May 13, 2022 | 12:00am


Economists say an early interest rate hike by the Bangko Sentral ng Pilipinas (BSP) is possible next week, after the government reported a stronger-than-expected 8.3 percent gross domestic product (GDP) growth in the first quarter of the year.

ING Bank Manila senior economist Nicholas Mapa said the central bank’s Monetary Board is expected to deliver its first rate hike on May 19 after slashing interest rates by 200 basis points in 2020.

“A robust recovery and above target inflation – policy normalization,” Mapa said via Twitter.

Bank of the Philippine Islands lead economist Emilio Neri Jr. said the latest GDP print gives the central bank’s Monetary Board more space to hike interest rates.

“With inflation becoming a significant threat to the recovery, even a mild monetary policy tightening can help temper price increases. A prolonged period of elevated oil and coal prices may eventually lead to second round effects that could make inflation more entrenched,” Neri said.
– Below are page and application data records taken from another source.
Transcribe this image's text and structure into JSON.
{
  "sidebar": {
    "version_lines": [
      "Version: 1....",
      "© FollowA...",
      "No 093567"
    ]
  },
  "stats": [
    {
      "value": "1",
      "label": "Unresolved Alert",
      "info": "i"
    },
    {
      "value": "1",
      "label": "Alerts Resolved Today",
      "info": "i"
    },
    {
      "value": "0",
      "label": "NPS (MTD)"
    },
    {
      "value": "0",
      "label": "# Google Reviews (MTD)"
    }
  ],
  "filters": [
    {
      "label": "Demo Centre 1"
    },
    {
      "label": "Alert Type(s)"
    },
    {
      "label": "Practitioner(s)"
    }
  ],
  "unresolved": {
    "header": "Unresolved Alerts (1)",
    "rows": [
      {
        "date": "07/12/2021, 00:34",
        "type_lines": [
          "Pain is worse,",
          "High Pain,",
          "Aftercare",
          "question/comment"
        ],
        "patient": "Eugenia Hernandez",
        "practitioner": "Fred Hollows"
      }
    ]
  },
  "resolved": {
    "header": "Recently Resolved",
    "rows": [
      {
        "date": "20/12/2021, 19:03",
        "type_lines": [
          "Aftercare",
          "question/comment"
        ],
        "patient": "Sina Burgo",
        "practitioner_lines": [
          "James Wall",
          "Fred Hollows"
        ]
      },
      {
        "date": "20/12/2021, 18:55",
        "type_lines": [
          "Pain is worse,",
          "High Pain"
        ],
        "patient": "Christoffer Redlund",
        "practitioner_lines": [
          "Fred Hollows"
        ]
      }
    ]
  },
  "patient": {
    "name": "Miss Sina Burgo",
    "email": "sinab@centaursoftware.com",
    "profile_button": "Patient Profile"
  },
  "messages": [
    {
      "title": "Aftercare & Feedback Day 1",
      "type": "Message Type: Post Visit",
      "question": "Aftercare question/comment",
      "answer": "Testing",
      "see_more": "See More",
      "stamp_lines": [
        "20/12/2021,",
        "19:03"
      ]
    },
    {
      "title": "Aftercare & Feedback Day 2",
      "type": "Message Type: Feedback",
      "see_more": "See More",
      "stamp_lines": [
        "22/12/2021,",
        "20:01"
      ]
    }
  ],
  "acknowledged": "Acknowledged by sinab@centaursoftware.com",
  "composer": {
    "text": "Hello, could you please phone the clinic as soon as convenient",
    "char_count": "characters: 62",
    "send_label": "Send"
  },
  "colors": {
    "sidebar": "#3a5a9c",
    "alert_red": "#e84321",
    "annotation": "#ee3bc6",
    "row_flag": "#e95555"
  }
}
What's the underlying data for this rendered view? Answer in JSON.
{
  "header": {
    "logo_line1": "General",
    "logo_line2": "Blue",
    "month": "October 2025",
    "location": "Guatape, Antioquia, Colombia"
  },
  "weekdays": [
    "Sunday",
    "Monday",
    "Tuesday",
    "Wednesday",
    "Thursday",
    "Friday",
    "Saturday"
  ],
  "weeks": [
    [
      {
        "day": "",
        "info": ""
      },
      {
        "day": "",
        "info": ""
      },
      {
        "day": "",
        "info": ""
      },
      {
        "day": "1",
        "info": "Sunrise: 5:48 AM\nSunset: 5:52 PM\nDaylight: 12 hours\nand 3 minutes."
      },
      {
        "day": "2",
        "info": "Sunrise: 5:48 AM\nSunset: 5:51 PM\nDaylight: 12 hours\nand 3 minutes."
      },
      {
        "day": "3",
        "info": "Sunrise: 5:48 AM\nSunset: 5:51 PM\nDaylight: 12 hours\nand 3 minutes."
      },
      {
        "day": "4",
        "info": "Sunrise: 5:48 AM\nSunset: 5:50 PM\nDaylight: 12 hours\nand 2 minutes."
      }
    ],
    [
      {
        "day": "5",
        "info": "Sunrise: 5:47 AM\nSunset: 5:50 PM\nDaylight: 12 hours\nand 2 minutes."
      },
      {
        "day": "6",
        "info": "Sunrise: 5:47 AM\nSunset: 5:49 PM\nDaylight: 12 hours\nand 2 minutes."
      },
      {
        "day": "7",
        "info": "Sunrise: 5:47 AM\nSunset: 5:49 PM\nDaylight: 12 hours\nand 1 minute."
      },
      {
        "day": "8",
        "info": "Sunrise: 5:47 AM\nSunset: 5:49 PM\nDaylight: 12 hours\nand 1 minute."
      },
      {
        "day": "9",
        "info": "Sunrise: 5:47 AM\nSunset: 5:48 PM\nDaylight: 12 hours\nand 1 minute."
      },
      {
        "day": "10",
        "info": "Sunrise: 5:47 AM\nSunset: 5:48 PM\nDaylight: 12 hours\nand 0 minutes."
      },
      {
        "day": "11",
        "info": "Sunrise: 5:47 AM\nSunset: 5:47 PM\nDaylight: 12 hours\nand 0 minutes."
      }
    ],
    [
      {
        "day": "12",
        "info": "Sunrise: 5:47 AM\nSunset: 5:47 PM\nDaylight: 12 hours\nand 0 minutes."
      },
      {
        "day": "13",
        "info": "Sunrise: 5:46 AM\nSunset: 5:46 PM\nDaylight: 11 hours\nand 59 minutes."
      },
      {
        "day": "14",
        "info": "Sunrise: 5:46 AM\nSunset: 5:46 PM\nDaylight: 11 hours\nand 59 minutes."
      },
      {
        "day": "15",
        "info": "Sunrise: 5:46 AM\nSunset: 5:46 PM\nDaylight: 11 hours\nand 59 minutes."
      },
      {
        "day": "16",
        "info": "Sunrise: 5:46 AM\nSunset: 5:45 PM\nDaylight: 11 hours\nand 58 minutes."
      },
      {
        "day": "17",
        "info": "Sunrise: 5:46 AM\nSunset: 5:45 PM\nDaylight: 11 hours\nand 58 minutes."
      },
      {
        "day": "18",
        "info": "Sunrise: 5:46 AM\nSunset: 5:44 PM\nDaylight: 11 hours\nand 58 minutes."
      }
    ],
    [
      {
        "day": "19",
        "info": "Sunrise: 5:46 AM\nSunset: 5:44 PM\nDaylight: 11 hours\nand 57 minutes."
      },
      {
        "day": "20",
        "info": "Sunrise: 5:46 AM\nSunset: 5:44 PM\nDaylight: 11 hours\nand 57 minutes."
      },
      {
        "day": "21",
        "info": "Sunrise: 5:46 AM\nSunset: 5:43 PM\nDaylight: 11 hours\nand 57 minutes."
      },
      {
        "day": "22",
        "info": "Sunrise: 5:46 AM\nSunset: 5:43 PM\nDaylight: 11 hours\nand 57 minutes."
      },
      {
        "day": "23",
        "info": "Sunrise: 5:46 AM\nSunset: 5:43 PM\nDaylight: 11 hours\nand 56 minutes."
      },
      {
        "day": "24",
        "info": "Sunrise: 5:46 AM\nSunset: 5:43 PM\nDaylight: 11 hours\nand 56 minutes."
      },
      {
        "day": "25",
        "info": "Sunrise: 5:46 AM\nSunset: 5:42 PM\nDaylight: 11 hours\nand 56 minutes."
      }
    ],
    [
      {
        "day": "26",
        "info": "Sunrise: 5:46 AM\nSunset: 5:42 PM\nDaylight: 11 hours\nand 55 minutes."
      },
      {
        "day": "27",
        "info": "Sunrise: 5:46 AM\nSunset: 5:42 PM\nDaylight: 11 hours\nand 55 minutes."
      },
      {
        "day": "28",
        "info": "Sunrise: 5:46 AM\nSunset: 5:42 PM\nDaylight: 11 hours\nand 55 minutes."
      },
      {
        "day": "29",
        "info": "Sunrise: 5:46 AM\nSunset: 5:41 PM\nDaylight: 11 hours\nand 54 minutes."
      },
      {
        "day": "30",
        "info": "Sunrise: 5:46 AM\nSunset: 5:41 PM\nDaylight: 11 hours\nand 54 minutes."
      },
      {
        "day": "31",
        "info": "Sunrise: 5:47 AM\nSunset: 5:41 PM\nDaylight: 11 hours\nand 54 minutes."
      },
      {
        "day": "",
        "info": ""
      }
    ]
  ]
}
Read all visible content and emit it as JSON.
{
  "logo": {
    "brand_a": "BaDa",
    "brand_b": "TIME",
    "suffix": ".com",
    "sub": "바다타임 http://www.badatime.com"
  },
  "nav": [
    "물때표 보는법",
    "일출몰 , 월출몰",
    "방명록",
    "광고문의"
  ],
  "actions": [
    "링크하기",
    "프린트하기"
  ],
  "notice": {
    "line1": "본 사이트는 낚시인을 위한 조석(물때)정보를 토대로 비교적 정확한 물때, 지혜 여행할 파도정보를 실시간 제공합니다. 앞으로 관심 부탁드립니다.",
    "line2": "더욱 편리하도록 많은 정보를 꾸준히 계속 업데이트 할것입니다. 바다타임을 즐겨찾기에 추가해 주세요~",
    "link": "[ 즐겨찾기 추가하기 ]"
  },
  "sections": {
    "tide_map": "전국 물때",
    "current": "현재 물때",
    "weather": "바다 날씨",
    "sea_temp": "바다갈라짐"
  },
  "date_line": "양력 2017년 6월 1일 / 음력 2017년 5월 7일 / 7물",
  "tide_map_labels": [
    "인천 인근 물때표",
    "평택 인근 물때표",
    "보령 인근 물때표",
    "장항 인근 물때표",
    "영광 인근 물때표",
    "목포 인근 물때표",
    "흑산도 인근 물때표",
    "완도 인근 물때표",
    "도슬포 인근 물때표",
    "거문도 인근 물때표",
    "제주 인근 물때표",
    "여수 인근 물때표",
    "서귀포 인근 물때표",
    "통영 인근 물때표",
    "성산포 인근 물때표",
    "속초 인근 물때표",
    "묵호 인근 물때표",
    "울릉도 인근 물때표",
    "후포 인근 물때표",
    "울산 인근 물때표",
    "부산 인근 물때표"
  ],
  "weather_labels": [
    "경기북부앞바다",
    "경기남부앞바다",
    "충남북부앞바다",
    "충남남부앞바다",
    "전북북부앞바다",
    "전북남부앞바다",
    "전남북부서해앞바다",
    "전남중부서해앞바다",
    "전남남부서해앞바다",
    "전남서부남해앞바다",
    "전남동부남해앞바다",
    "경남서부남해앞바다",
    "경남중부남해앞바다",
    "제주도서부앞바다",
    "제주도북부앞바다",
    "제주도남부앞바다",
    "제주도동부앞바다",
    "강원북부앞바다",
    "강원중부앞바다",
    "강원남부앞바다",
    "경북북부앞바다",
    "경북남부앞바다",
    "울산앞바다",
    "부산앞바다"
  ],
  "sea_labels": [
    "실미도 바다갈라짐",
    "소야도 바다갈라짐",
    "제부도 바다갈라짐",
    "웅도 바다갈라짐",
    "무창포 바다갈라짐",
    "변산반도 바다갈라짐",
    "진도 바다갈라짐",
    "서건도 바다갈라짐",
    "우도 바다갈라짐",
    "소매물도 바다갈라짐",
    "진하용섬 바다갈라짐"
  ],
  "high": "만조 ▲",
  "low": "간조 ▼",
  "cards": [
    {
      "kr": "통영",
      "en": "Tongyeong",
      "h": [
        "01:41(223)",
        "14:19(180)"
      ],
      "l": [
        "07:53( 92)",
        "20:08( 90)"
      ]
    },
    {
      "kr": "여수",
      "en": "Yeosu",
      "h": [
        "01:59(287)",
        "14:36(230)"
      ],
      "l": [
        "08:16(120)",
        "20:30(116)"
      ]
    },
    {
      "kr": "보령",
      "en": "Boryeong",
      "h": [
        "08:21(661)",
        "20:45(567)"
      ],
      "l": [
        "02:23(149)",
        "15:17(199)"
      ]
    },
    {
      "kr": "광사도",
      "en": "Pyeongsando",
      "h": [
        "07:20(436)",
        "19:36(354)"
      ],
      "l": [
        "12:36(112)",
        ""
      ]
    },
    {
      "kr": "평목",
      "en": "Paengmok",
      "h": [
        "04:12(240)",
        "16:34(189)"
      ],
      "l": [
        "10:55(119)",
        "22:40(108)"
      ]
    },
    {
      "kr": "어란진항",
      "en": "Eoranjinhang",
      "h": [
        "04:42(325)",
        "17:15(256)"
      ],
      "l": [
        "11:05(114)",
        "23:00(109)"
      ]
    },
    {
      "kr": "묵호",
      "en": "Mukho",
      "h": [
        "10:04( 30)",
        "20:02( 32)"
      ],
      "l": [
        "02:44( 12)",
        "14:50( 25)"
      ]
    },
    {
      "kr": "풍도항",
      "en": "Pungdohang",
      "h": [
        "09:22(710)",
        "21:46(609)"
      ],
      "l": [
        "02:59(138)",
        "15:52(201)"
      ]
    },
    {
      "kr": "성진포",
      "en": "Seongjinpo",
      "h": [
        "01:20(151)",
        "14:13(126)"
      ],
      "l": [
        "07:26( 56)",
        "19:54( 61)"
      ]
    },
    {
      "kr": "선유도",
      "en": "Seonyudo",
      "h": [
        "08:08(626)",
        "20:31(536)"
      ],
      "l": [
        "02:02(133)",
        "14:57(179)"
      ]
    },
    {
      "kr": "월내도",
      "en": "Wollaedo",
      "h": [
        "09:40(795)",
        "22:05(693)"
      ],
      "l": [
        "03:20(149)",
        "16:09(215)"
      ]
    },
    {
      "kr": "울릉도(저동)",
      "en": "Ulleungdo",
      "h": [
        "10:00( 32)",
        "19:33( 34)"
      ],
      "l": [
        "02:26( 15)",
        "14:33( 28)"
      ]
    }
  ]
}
Moreover, Neri said that demand elements have also started to drive inflation amid the recovery of the economy, while imports have continued to ramp up given the increase in demand, causing the peso to depreciate.

According to the economist of the Ayala-led bank, additional pressure on the local currency has also come from the faster pace of policy tightening by the US Federal Reserve, which has already raised interest rates by 75 basis points this year.

Neri said that hiking the reverse repurchase rate would serve as a stabilizing tool that could temper the depreciation of the peso, and likely prevent a substantial decline in the country’s foreign exchange buffer that could lead to more volatility in the local markets.

“A 50 bps hike, combined with a reduction in the reserve requirement ratio, may be delivered either in the May 19 or June 23 (meeting),” Neri said.

Sonia Zhu, associate economist at Moody’s Analytics, said the extraordinary first-quarter economic expansion puts the Philippines on track to meet the seven to nine percent GDP growth penned by economic managers for this year.

However, Zhu said the Philippines faces one of the fastest inflation rates in the Asia-Pacific region, quickening to its fastest pace in more than three years at 4.9 percent in April from a six-month high of four percent in March due to higher prices for food and oil.

Zhu said the elevated inflation is challenging the central bank’s accommodative monetary policy settings for more than a year.

After aggressively slashing interest rates by 200 basis points in 2020 as part of its COVID-19 response measures, the BSP has maintained a loose and expansionary policy stance by keeping rates at record lows to encourage lending and boost economic activity.

Economists and analysts widely expect the Monetary Board to maintain an accommodative monetary policy stance this month before reversing into a tightening mode by June.

The remaining rate-setting meetings of the Monetary Board for the first half are scheduled on May 19 and June 23.

“(The) BSP is scheduled to review monetary policy on May 19. A June rate hike is highly likely as broad-based growth is taking hold. However, with BSP under increasing pressure to arrest rising inflation pressures, we would not be surprised by a rate hike in May,” Zhu said.

According to the research arm of the Moody’s Group, the Philippine economy withstood the Omicron-led surge in COVID-19 cases at the start of the year as the government quickly transitioned to endemic strategies and allowed international travellers to return, bolstering services employment and unleashing pent-up demand.

Zhu said labor force grew, investments picked up, and credit grew for eight straight months as the economy continued to recover from the pandemic-induced recession.

“Higher lending boost investor and market confidence, coinciding with an increase in foreign direct investment,” Zhu said.

Zhu said that presumptive president Ferdinand “Bongbong” Marcos Jr. has vowed to continue President Duterte’s structural reforms and the Build Build Build program.